Facebook has refused to reverse its decision to ban an advert from Meningitis Now, despite protests from the charity that the ban was preventing the dissemination of potentially lifesaving information.
But an unexpected consequence of the decision is that the advert, which depicts a meningitis rash being tested with a glass, has reached more than 200,000 people online, according to the charity.
This was more than 10 times the number that would normally be expected to view such an ad, it said. It had also been viewed by 9 million people via traditional media.
The social networking site banned the advert from appearing in paid-for space on Facebook earlier this month on the grounds, according to the charity at the time, that it was unsuitable because it focused "on an ideal body image".
Facebook has since said that the ad was banned not because of body image but because it used imagery designed to shock or evoke a negative response from viewers, which was prohibited under Facebook’s advertising guidelines.
A second Meningitis Now advert that was initally banned for being "scary, gory or sensational" was later reinstated: it showed a child lying on a hospital bed.
After Meningitis Now complained about the first advert being banned, Facebook said it would investigate the decision; but after a phone conversation last Thursday evening, US-based Facebook executives confirmed they would not be changing their minds, the charity said.
The advert is part of the charity’s Don’t Wait For a Rash campaign, which aims to raise awareness of the fact that the distinctive rash associated with meningitis is often one of the last symptoms to present itself.
Mark Hunt, director of communications at the charity, who took part in the call with Facebook, told Third Sector that Facebook had contacted Meningitis Now after seeing media reports about the advert being bannned.
The story was covered in national media, including the BBC, The Times and the Guardian. Hunt said the charity had approached the press because it had been through a formal complaints process with Facebook before and it had taken a long time.
"We had a conversation with them to try to understand the policy that Facebook have and how it impacts on this particular creative," said Hunt. He said the company restated that the ad could be seen as too shocking and would be likely to scare users.
But Hunt said there was little evidence to suggest that might be the case and that a newspaper poll had indicated that readers found the ad neither shocking nor scary but rather "informative and useful".
He said Facebook executives had not mentioned body image in the phone conversation. He added they had suggested the charity take a different approach to the ads it produces in future, but he declined to say what these suggestions entailed.
Hunt said he expected it would be difficult for charities to place graphic images on Facebook without fully knowing the site’s policy. "I think most charities are going to have to try and place ads which they think are important and then measure the response from Facebook," he said. "It is right and proper that charities challenge the boundaries set by publishers in terms of content."

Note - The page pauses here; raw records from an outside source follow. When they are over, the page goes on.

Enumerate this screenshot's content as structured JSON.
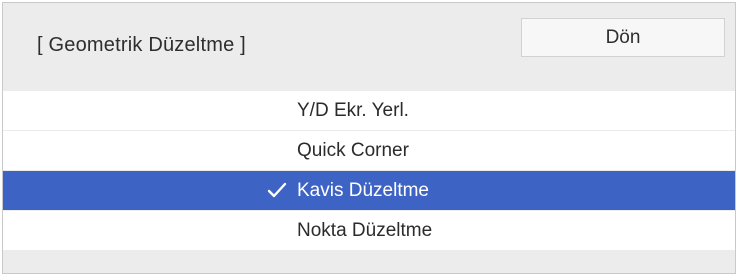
{
  "dialog": {
    "title": "[ Geometrik Düzeltme ]",
    "back_label": "Dön"
  },
  "menu": {
    "items": [
      {
        "label": "Y/D Ekr. Yerl.",
        "selected": false
      },
      {
        "label": "Quick Corner",
        "selected": false
      },
      {
        "label": "Kavis Düzeltme",
        "selected": true
      },
      {
        "label": "Nokta Düzeltme",
        "selected": false
      }
    ]
  },
  "colors": {
    "selection": "#3d63c4",
    "panel_background": "#ececec",
    "item_background": "#ffffff"
  },
  "icons": {
    "selected_marker": "check-icon"
  }
}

He added: "The resulting media storm that followed our challenge significantly outweighed the level of reach we would have expected for the ad and enabled us to deliver additional meningitis information to a much wider group."
Meningitis Now is the second charity to have had a Facebook advert banned in recent months. In September, an ad created by the sight-loss charity the RNIB was rejected for being too negative, but the decision was reversed the following month, when Facebook admitted it had made a mistake.
A Facebook spokesman said it did not comment on individual cases or private meetings.